Without leaving out a single line, restate the entries below exactly.

**Items from a data source:**

- - - - -

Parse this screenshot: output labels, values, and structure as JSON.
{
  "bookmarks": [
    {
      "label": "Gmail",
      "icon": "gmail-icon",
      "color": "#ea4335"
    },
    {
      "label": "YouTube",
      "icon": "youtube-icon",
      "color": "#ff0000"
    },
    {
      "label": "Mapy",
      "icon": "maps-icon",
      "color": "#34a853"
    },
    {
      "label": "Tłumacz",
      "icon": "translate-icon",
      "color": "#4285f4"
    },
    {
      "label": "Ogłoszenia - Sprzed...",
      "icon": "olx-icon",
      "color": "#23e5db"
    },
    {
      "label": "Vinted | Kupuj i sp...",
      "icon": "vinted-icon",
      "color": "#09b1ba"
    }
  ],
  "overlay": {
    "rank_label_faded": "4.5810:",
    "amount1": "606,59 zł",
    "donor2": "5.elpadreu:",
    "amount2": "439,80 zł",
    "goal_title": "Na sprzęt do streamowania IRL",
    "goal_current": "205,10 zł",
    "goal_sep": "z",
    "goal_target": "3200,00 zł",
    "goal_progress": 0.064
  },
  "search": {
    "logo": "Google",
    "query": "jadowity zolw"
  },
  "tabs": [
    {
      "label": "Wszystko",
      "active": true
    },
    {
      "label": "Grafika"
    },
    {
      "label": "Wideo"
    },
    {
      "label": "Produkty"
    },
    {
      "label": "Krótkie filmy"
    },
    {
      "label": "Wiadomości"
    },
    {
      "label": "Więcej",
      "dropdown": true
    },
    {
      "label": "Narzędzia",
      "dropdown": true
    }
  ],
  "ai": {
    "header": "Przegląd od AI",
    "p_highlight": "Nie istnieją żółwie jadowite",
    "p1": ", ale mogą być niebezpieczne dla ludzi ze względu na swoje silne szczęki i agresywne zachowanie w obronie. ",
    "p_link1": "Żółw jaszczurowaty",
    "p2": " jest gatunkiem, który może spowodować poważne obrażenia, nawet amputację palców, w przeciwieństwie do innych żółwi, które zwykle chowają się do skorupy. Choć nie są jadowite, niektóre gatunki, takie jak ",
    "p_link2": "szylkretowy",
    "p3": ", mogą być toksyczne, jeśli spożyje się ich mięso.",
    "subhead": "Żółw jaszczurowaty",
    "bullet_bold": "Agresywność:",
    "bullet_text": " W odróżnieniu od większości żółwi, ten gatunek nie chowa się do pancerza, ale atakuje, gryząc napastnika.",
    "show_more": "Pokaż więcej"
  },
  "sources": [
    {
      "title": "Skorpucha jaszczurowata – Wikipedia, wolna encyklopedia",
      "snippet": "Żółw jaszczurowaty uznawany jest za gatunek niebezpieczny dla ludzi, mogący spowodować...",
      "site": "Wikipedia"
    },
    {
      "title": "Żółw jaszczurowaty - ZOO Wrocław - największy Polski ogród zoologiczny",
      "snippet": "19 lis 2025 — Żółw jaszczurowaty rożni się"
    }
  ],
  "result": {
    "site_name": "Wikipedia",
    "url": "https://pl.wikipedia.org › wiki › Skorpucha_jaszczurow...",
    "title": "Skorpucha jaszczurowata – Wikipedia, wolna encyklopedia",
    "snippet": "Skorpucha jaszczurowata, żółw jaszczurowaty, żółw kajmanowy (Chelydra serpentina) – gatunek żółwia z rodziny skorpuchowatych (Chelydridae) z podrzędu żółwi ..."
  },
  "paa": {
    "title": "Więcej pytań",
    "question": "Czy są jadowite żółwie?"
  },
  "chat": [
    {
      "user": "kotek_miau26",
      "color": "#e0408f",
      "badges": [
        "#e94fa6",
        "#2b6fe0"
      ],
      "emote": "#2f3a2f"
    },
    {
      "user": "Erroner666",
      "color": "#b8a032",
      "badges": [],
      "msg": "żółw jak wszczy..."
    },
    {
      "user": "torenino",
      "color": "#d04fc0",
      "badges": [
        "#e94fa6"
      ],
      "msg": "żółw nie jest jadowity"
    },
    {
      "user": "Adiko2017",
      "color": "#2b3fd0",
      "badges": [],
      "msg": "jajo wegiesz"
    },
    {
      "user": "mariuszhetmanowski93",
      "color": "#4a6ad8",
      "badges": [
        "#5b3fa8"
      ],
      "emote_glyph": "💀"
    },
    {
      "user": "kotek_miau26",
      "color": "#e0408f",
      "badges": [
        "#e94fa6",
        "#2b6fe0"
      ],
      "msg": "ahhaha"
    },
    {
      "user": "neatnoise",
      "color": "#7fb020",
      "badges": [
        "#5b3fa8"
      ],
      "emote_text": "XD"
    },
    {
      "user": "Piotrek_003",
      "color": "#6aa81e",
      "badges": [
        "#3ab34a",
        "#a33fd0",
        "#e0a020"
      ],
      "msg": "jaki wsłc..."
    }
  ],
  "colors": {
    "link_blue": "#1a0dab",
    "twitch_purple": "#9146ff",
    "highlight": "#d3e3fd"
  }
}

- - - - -

**ANSWER FOR THIS EXERCISE:**
Parse this screenshot: output labels, values, and structure as JSON.
{
  "bookmarks": [
    {
      "label": "Gmail",
      "icon": "gmail-icon",
      "color": "#ea4335"
    },
    {
      "label": "YouTube",
      "icon": "youtube-icon",
      "color": "#ff0000"
    },
    {
      "label": "Mapy",
      "icon": "maps-icon",
      "color": "#34a853"
    },
    {
      "label": "Tłumacz",
      "icon": "translate-icon",
      "color": "#4285f4"
    },
    {
      "label": "Ogłoszenia - Sprzed...",
      "icon": "olx-icon",
      "color": "#23e5db"
    },
    {
      "label": "Vinted | Kupuj i sp...",
      "icon": "vinted-icon",
      "color": "#09b1ba"
    }
  ],
  "overlay": {
    "rank_label_faded": "4.5810:",
    "amount1": "606,59 zł",
    "donor2": "5.elpadreu:",
    "amount2": "439,80 zł",
    "goal_title": "Na sprzęt do streamowania IRL",
    "goal_current": "205,10 zł",
    "goal_sep": "z",
    "goal_target": "3200,00 zł",
    "goal_progress": 0.064
  },
  "search": {
    "logo": "Google",
    "query": "jadowity zolw"
  },
  "tabs": [
    {
      "label": "Wszystko",
      "active": true
    },
    {
      "label": "Grafika"
    },
    {
      "label": "Wideo"
    },
    {
      "label": "Produkty"
    },
    {
      "label": "Krótkie filmy"
    },
    {
      "label": "Wiadomości"
    },
    {
      "label": "Więcej",
      "dropdown": true
    },
    {
      "label": "Narzędzia",
      "dropdown": true
    }
  ],
  "ai": {
    "header": "Przegląd od AI",
    "p_highlight": "Nie istnieją żółwie jadowite",
    "p1": ", ale mogą być niebezpieczne dla ludzi ze względu na swoje silne szczęki i agresywne zachowanie w obronie. ",
    "p_link1": "Żółw jaszczurowaty",
    "p2": " jest gatunkiem, który może spowodować poważne obrażenia, nawet amputację palców, w przeciwieństwie do innych żółwi, które zwykle chowają się do skorupy. Choć nie są jadowite, niektóre gatunki, takie jak ",
    "p_link2": "szylkretowy",
    "p3": ", mogą być toksyczne, jeśli spożyje się ich mięso.",
    "subhead": "Żółw jaszczurowaty",
    "bullet_bold": "Agresywność:",
    "bullet_text": " W odróżnieniu od większości żółwi, ten gatunek nie chowa się do pancerza, ale atakuje, gryząc napastnika.",
    "show_more": "Pokaż więcej"
  },
  "sources": [
    {
      "title": "Skorpucha jaszczurowata – Wikipedia, wolna encyklopedia",
      "snippet": "Żółw jaszczurowaty uznawany jest za gatunek niebezpieczny dla ludzi, mogący spowodować...",
      "site": "Wikipedia"
    },
    {
      "title": "Żółw jaszczurowaty - ZOO Wrocław - największy Polski ogród zoologiczny",
      "snippet": "19 lis 2025 — Żółw jaszczurowaty rożni się"
    }
  ],
  "result": {
    "site_name": "Wikipedia",
    "url": "https://pl.wikipedia.org › wiki › Skorpucha_jaszczurow...",
    "title": "Skorpucha jaszczurowata – Wikipedia, wolna encyklopedia",
    "snippet": "Skorpucha jaszczurowata, żółw jaszczurowaty, żółw kajmanowy (Chelydra serpentina) – gatunek żółwia z rodziny skorpuchowatych (Chelydridae) z podrzędu żółwi ..."
  },
  "paa": {
    "title": "Więcej pytań",
    "question": "Czy są jadowite żółwie?"
  },
  "chat": [
    {
      "user": "kotek_miau26",
      "color": "#e0408f",
      "badges": [
        "#e94fa6",
        "#2b6fe0"
      ],
      "emote": "#2f3a2f"
    },
    {
      "user": "Erroner666",
      "color": "#b8a032",
      "badges": [],
      "msg": "żółw jak wszczy..."
    },
    {
      "user": "torenino",
      "color": "#d04fc0",
      "badges": [
        "#e94fa6"
      ],
      "msg": "żółw nie jest jadowity"
    },
    {
      "user": "Adiko2017",
      "color": "#2b3fd0",
      "badges": [],
      "msg": "jajo wegiesz"
    },
    {
      "user": "mariuszhetmanowski93",
      "color": "#4a6ad8",
      "badges": [
        "#5b3fa8"
      ],
      "emote_glyph": "💀"
    },
    {
      "user": "kotek_miau26",
      "color": "#e0408f",
      "badges": [
        "#e94fa6",
        "#2b6fe0"
      ],
      "msg": "ahhaha"
    },
    {
      "user": "neatnoise",
      "color": "#7fb020",
      "badges": [
        "#5b3fa8"
      ],
      "emote_text": "XD"
    },
    {
      "user": "Piotrek_003",
      "color": "#6aa81e",
      "badges": [
        "#3ab34a",
        "#a33fd0",
        "#e0a020"
      ],
      "msg": "jaki wsłc..."
    }
  ],
  "colors": {
    "link_blue": "#1a0dab",
    "twitch_purple": "#9146ff",
    "highlight": "#d3e3fd"
  }
}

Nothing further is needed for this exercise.